* Your goal
Among the entries below, find every line that contains the string "Compare", then copy it.

[Excerpted data — start]

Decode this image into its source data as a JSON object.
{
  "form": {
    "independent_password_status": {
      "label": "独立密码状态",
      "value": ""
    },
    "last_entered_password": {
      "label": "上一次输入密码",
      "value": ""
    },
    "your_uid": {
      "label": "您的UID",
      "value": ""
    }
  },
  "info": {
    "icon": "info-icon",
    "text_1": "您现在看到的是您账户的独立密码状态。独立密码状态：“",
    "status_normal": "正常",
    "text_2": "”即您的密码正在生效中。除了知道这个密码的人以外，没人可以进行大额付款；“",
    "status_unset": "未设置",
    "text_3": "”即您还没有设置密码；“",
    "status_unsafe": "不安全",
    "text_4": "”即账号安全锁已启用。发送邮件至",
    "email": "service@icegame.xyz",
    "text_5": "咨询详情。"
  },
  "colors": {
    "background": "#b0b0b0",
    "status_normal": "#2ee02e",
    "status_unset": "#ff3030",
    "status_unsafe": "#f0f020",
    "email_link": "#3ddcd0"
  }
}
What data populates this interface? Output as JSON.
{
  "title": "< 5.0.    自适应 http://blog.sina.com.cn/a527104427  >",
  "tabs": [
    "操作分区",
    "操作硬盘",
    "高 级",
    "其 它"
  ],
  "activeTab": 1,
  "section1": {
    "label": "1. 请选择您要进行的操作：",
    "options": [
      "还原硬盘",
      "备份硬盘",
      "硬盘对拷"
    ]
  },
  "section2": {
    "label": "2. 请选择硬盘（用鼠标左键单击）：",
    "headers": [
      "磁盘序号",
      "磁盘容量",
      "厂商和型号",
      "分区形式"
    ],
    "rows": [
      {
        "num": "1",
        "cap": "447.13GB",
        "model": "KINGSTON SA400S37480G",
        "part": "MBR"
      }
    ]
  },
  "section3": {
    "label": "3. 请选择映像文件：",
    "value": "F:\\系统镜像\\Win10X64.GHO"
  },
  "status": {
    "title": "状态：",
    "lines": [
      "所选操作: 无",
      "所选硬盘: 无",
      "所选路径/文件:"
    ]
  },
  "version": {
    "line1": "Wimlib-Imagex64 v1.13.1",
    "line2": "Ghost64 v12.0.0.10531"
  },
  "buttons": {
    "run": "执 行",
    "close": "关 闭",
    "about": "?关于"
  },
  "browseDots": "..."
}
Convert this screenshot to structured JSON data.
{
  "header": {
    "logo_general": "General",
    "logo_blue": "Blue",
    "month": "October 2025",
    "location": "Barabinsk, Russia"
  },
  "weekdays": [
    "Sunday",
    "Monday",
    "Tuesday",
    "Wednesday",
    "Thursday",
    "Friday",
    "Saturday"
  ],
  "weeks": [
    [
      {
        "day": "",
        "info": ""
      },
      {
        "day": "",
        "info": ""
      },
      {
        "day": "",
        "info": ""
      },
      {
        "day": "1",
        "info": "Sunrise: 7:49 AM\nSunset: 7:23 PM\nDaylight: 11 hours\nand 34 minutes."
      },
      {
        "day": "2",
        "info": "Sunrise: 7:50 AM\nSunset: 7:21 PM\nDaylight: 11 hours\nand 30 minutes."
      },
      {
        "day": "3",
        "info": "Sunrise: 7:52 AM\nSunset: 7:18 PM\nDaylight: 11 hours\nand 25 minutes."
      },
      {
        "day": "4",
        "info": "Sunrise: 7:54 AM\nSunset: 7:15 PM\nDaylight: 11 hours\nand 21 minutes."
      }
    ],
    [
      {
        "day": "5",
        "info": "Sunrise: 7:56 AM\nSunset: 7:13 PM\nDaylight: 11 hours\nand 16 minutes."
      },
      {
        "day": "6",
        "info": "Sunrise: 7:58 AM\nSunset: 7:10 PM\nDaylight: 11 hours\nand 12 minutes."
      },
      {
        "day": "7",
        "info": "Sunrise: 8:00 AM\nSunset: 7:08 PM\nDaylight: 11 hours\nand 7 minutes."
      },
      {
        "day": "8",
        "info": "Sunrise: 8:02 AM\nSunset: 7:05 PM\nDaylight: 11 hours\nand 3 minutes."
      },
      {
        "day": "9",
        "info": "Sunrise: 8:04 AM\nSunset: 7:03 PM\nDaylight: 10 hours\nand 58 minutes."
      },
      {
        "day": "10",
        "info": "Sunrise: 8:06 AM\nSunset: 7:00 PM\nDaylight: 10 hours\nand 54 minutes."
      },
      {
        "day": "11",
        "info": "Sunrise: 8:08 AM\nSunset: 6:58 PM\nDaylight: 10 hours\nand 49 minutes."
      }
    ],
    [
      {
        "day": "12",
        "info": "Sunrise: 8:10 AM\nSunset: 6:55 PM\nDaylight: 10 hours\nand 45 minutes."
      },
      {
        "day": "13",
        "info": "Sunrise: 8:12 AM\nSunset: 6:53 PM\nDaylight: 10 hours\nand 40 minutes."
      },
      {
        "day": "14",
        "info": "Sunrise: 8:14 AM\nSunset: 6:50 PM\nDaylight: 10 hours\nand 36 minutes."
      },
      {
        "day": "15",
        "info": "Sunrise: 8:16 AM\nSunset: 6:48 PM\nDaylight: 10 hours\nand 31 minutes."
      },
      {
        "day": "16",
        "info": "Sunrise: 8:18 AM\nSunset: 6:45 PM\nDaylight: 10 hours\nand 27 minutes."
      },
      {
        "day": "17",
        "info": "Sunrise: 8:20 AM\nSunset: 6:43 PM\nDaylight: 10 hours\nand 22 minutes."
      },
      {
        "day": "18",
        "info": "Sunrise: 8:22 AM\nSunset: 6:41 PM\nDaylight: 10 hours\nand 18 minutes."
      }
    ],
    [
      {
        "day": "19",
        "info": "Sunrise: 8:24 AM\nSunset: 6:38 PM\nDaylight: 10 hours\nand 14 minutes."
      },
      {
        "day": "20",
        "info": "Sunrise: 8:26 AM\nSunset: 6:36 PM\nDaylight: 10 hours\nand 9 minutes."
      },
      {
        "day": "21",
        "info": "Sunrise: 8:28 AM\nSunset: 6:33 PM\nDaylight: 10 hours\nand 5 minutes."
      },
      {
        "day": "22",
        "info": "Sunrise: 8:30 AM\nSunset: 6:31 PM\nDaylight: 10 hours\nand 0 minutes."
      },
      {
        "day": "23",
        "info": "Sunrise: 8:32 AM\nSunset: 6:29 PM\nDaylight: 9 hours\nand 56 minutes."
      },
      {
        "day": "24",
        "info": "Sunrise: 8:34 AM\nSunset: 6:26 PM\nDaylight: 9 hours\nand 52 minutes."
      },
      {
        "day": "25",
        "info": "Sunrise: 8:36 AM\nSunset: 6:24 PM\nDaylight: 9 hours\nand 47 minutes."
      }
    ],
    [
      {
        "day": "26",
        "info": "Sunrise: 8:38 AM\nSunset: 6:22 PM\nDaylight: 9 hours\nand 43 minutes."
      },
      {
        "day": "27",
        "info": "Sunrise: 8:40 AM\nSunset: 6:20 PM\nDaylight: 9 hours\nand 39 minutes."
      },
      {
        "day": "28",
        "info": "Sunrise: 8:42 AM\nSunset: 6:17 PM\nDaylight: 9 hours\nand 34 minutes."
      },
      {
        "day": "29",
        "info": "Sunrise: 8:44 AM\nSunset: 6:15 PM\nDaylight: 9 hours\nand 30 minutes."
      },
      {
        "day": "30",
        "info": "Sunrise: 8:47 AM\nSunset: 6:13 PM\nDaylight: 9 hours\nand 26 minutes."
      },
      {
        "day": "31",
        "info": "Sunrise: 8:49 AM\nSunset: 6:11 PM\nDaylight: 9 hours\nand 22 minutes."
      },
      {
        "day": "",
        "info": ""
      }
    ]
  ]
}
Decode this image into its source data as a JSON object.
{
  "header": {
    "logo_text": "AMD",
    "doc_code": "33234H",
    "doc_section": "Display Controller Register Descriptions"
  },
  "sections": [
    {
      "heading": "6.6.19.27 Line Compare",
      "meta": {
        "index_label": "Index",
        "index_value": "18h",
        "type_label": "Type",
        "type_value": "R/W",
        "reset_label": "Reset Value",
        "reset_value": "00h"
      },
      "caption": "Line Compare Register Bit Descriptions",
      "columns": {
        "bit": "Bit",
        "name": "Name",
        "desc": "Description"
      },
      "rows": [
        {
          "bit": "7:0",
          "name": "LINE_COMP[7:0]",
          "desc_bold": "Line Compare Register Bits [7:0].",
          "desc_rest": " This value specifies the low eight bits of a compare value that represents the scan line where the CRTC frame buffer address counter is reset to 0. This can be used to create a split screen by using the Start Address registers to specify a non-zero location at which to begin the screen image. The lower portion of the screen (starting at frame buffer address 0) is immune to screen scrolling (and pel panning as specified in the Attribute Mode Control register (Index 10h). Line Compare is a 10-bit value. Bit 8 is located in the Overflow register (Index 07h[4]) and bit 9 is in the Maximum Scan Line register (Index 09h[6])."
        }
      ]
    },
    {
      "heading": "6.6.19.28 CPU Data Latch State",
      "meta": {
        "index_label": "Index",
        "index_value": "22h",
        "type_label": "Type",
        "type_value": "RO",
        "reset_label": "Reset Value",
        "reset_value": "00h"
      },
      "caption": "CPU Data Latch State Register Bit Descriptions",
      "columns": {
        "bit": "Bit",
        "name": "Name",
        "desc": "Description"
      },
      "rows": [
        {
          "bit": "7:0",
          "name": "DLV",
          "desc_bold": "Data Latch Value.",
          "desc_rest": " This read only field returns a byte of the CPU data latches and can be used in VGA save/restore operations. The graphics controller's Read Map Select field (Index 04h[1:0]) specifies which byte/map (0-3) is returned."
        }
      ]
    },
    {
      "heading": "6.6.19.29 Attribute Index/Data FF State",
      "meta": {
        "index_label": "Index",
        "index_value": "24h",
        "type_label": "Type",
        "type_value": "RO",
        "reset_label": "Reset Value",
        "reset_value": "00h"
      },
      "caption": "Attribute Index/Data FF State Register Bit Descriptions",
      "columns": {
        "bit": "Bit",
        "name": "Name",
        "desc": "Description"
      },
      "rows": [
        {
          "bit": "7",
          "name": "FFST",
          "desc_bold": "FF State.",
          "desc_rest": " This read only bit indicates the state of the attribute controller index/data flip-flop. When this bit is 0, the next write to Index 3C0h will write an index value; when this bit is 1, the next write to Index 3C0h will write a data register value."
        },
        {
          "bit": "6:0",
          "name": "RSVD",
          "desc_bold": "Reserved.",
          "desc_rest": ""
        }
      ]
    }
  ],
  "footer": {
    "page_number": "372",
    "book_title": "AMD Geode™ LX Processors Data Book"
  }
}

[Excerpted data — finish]

* Finished exercise
      "heading": "6.6.19.27 Line Compare",
      "caption": "Line Compare Register Bit Descriptions",
          "desc_bold": "Line Compare Register Bits [7:0].",
          "desc_rest": " This value specifies the low eight bits of a compare value that represents the scan line where the CRTC frame buffer address counter is reset to 0. This can be used to create a split screen by using the Start Address registers to specify a non-zero location at which to begin the screen image. The lower portion of the screen (starting at frame buffer address 0) is immune to screen scrolling (and pel panning as specified in the Attribute Mode Control register (Index 10h). Line Compare is a 10-bit value. Bit 8 is located in the Overflow register (Index 07h[4]) and bit 9 is in the Maximum Scan Line register (Index 09h[6])."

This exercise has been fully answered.